At the end of the hour, the light slowly came on, like a candle first being lit. Soft music rose, and it was time to get out. A quick shower, back to the changing room, then I sat in a relaxation lounge, drank water, and collected my thoughts. There were journals available to write your thoughts down, sort of a guest book that contained poems, drawings, reflections of peoples’ experiences, some pages even had a single person’s repeated visits, documenting their physical progress and changes in thoughts as they returned each time. The journals were a public diary of sorts. I left my thoughts behind…more on that later.
I can’t say that I feel like I had any huge mental breakthroughs. I didn’t have any epiphanies. But I did have a sense of deep relaxation. The host at the desk described the first float as being like a reset button. It’s often after that with subsequent sessions that clients remark on their continued relief from pain and stress, he reported. I can absolutely see why!
We all understand the world we live in today. We are constantly bombarded with sounds and images and information. Letting our brains reset in a way that is different from sleep could be profound, especially for people that have physical pain tied to stress. I have long known about the ties between stress hormones like cortisol to changes in our bodies and pain, such as belly bloat and fibromyalgia, from my time a decade ago as a weight loss coach.
Clients often hear from me that you have a handful of ways to deal with stress and the hormones it produces.

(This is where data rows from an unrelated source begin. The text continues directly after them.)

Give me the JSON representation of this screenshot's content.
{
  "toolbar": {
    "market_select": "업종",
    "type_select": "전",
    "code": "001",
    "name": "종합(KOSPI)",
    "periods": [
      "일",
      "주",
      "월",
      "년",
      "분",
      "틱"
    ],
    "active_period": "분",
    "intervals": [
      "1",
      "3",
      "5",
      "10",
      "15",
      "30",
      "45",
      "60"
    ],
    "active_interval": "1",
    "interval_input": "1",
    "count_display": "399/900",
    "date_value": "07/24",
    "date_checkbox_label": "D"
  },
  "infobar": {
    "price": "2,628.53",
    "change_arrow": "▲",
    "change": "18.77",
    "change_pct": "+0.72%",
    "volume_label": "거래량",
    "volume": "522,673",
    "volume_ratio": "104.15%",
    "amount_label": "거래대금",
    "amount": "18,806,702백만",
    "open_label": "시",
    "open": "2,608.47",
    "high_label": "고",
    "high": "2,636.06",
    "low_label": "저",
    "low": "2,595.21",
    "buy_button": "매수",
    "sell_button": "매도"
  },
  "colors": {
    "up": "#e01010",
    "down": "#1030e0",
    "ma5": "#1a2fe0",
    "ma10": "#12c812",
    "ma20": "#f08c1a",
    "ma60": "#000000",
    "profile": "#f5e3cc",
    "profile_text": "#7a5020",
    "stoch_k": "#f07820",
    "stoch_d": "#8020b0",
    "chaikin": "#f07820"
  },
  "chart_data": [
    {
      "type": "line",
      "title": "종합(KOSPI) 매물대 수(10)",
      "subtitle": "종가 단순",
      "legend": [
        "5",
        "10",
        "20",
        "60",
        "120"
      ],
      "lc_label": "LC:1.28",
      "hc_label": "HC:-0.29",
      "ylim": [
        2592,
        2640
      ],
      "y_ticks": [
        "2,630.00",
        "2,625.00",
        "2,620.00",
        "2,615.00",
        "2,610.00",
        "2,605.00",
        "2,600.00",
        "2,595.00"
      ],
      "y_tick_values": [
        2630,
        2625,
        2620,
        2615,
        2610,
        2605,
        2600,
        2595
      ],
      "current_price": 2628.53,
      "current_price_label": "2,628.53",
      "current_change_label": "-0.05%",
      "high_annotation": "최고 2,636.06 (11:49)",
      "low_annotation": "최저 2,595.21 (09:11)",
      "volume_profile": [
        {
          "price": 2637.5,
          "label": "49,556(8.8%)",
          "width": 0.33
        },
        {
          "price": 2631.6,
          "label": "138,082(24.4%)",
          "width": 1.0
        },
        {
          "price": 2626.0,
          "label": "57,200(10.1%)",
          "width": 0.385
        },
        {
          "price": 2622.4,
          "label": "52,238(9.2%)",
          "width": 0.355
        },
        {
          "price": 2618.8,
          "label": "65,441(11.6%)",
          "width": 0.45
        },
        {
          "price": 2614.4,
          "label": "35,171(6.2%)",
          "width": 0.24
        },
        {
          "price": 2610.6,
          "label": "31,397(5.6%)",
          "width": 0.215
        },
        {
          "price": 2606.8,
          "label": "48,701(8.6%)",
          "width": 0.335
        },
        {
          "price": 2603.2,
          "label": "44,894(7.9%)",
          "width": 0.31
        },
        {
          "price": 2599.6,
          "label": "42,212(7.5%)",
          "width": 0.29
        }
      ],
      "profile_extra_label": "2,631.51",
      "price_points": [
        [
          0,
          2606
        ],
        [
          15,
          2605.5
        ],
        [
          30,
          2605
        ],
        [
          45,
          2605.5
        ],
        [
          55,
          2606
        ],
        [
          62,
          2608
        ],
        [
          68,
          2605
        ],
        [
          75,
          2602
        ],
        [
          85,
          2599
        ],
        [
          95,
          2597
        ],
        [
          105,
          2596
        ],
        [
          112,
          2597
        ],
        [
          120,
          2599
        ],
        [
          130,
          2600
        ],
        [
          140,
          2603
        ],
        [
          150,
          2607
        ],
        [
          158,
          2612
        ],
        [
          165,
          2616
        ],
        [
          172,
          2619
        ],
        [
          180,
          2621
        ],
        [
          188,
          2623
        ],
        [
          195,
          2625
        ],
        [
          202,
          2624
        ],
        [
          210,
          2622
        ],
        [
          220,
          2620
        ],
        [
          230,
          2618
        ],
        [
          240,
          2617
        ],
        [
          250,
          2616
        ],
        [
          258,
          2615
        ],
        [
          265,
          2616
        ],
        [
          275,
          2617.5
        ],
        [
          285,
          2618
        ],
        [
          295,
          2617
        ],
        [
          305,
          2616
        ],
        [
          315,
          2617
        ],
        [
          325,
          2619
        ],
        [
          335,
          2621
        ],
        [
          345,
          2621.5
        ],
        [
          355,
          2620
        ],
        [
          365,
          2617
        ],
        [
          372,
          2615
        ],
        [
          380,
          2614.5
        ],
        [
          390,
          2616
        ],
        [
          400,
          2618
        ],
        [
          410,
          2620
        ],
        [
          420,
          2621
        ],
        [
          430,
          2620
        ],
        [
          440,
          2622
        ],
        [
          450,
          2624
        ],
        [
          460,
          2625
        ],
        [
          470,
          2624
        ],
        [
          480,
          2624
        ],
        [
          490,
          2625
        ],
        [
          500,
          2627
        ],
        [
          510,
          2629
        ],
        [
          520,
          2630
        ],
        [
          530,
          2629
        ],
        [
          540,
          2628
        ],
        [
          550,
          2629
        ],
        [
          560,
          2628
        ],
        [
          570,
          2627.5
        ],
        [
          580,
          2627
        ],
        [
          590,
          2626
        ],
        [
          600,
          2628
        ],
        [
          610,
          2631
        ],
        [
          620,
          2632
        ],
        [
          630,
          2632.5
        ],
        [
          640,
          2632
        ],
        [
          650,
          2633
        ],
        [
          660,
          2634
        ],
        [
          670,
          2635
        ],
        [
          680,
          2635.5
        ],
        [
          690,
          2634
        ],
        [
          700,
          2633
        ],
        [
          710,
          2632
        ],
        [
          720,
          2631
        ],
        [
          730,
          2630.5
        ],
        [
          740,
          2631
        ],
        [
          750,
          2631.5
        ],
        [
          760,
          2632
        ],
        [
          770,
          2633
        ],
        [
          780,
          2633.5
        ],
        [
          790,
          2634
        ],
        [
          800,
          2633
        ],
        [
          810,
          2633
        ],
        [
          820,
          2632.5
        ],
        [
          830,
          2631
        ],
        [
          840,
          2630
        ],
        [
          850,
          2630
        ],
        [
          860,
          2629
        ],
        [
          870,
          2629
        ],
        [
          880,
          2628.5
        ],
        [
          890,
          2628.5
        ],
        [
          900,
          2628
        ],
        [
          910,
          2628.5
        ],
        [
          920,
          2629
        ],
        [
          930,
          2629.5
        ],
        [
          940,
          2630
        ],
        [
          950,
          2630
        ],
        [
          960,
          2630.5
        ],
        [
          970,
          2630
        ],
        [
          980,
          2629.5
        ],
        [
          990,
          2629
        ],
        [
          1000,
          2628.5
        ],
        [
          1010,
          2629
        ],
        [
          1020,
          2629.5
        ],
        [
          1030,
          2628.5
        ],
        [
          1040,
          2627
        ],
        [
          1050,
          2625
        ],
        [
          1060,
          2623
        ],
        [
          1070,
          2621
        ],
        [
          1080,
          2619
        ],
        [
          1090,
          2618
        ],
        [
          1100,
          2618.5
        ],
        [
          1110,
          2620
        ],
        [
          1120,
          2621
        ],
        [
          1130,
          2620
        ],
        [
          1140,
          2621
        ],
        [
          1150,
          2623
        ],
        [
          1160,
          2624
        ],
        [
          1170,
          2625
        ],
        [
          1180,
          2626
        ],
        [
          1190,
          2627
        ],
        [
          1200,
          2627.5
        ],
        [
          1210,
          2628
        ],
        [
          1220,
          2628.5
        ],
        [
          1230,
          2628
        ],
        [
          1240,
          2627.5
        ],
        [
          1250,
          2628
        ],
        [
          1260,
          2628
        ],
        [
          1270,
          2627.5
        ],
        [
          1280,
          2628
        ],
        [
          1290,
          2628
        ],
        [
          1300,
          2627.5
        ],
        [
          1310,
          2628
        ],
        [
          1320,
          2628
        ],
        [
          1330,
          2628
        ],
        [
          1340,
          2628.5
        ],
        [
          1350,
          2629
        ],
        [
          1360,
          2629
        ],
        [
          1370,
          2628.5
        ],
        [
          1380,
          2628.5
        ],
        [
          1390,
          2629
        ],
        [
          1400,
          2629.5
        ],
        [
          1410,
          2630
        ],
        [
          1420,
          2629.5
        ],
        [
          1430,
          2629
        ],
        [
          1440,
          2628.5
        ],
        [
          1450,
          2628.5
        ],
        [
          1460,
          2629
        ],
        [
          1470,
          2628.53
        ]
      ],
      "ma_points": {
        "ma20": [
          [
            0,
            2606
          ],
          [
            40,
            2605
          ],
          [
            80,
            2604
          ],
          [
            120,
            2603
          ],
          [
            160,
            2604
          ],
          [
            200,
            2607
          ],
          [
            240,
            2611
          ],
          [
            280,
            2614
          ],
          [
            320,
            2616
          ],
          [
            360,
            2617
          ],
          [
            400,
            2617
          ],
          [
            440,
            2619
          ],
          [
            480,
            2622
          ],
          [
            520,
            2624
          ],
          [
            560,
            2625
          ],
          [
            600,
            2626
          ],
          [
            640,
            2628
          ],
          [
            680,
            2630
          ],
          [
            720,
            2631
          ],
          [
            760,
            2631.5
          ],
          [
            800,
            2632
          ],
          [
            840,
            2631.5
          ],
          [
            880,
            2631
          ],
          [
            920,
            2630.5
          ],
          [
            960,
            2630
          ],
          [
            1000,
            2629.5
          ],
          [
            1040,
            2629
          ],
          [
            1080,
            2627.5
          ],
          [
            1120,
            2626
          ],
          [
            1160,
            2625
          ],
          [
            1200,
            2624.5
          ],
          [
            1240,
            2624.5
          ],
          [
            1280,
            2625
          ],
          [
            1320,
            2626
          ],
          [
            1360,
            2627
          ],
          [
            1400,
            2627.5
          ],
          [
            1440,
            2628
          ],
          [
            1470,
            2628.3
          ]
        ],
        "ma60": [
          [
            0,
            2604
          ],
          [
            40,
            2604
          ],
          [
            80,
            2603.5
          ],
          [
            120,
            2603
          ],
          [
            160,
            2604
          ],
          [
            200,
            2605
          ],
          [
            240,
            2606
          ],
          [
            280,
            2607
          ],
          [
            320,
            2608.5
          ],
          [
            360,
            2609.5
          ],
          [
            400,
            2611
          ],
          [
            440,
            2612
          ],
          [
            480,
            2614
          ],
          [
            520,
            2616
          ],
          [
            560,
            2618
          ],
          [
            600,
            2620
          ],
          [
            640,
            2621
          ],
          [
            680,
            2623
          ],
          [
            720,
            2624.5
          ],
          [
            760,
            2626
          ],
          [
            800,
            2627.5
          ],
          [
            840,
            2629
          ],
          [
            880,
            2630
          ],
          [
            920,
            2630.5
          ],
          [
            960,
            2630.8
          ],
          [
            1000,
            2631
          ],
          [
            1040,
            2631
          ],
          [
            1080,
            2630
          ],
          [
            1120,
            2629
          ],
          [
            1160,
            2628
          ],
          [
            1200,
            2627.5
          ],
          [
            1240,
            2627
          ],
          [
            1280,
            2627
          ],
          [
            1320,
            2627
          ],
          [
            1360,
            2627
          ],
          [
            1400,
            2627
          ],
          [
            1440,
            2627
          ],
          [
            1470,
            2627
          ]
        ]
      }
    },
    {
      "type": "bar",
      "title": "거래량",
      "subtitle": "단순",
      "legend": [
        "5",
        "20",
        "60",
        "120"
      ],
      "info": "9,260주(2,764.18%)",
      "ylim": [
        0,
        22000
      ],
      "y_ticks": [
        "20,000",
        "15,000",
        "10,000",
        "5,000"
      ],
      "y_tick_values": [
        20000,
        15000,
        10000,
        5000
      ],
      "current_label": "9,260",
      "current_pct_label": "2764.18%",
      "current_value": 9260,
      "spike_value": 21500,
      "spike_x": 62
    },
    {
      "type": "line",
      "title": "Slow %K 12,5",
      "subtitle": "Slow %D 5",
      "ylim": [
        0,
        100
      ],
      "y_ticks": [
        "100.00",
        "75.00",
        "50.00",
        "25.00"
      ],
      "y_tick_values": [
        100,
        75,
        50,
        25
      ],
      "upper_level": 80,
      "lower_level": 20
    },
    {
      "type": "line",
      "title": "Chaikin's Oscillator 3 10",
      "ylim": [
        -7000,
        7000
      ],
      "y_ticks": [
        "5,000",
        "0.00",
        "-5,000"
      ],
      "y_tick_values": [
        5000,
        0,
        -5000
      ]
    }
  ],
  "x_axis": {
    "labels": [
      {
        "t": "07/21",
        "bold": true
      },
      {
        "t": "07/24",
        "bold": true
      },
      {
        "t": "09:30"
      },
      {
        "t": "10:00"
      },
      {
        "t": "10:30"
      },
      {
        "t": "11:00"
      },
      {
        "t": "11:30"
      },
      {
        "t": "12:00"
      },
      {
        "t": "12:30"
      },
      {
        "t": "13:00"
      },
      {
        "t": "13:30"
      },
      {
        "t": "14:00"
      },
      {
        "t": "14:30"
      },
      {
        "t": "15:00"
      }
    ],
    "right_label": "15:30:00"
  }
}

A three-pronged strategy of prevention and off-setting is what I recommend. You either avoid the stress, deal better with the stress in the moment, or flush those stress hormones from your system once they are produced. The latter can be accomplished through activities like exercise, yoga, a long walk in nature, laughing, deep meditation, or good sex/an orgasm. Guess which one I like to recommend?
Thanks GiPHY for a great Mira Sorvino GIF
Now, thanks to technology, that complete state of relaxation achieved through these activities can also be achieved through other means like floating therapy. This is definitely something I’m going to recommend to friends and clients that struggle with stress management. I plan to make this a regular part of my self-care routine along with chiropractic, massage therapy, yoga, exercise, nutrition, and meditation. Plus my skin and hair looked soooo good after!
My thought I left behind in the journal was, “Answers don’t lie at the bottom of a tank, they lie in the back of our minds.” Do I sound like a modern Dorothy Gale there? Ehh. To me, we have the answers we need many times, but get held back.
I suppose what I’m feeling right now in the afterglow is a sense of calm and a lack of fear. A lack of being overwhelmed. That fluttery feeling in my chest has dissipated. The voice saying “take a little Xanax and you’ll feel better” is quiet. My feet aren’t tapping. My focus seems sharper, and I feel ready to take on my days!
I’m also feeling super creative. How else did I write a 1600 word blog in 3 hours?
Kristen Thomas is the Owner and Head Coach of Open the Doors Coaching, LLC. She helps people nurture their love lives as a relationship, dating and sex coach. Follow Kristen via Twitter @openthedoorskc, Facebook, and Instagram. Need help with your sex life or relationship? Striking out on dating sites? Looking to host a private group event or workshop with a coach? Email her at Kristen@openthedoorscoaching.com.